Thatcher's Warhol: Damien Hirst

Huw Lemmey12 March 2012

Erstwhile bad-boy of Brit-Art Damien Hirst parks up his slightly dilapidated bandwagon at the Tate Modern this April  with a six-month retrospective covering his entire career to date, promising a blockbuster show for one of the world's busiest public art galleries.

As well as featuring some of Hirst's most controversial and best-known works – including Mother and Child, Divided, four vitrines contained a dissected cow and her calf, which helped Hirst win the 1995 Turner Prize – the show will contain some lesser known works that are nonetheless vital to the construction of the Hirst mythos, including his contributions to the early YBA group show Freeze.

 "Yobbish is visceral", the artist once said, positioning his public image somewhere between the moody, aggressive genius of the male painter, cultivated to a nuance by Jackson Pollock, and the rising "laddism" of mid-nineties popular culture so neatly appropriated by the Young British Artists. Today, as Hirst adopts a more business-like persona of cultural manager and art-entrepreneur, his laddish background still plays a certain role in maintaining his cultural capital, but the role of Hirst, and the YBA's in general, in the cultural overhaul of late Thatcherite Britain is clear.

The role of transforming art into a keystone of the "creative industries", instrumentalising critical values for the benefit of ascendant service industries and affective capital, was a tendency Julian Stallabrass featured extensively in his rigorous survey what he called "High Art Lite". This concise and persuasive book became a key text for understanding the YBA's, and became vital reading for young art students: a position it still holds today. "The world of high art lite is very much that of New Labour, of a classless class that is quite particular but pretends to be universal," Stallabrass writes. That particularity, disguising itself so well as populist relevance in the boom years of Brit Art, might return to the fore where economic reality interrupts the myth of a classless society:

High art lite can be viewed as a vehicle of 'endgame capitalism', continuing to make moves but without investment in the principles of the game. The economic crisis has been accompanied by some as yet provisional and uncertain signs of a revival of working-class militancy, particularly in the United States, but also here in Britain. Any further such revival will no doubt remind the bourgeois bohemians of their true loyalties.

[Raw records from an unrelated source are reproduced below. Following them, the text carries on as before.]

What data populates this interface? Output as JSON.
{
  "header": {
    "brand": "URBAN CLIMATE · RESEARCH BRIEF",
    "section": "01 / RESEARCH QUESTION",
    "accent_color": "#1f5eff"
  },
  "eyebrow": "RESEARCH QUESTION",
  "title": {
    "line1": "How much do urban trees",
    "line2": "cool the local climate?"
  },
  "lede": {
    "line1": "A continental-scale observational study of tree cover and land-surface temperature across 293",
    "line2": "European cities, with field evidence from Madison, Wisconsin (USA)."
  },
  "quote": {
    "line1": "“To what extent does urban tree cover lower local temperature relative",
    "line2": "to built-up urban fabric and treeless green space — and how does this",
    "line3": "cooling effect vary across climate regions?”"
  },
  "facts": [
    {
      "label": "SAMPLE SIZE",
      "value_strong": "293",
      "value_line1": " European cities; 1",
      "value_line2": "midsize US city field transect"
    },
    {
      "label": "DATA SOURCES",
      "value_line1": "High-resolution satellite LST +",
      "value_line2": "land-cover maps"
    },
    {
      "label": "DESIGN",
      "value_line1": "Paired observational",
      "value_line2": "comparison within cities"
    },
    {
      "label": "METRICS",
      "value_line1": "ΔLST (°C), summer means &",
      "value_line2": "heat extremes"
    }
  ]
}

Hirst's show opens in a political, social and economic context far removed from the halycon days of Brit Art. Although we may, once again, be living under a Conservative government, Cameron's administration is not one trapped between tabloid sleaze and stuffy Victorian values. Rather, the values of the YBAs, always a louche cheerleader of Thatcherite meritocracy, have transmogrified into the official, informal culture of Britain's neoliberal political class. Stallabrass lays the groundwork of a political understanding of the roots of high art lite, locating Hirst not so much as a "working-class hero", but a "working-class boy made good", every bit a Thatcherite archetype. As Hirst's show opens, timed to run concurrently with the London Olympics as a showcase of postindustrial British culture, Stallabrass' seminal text is as vital as ever.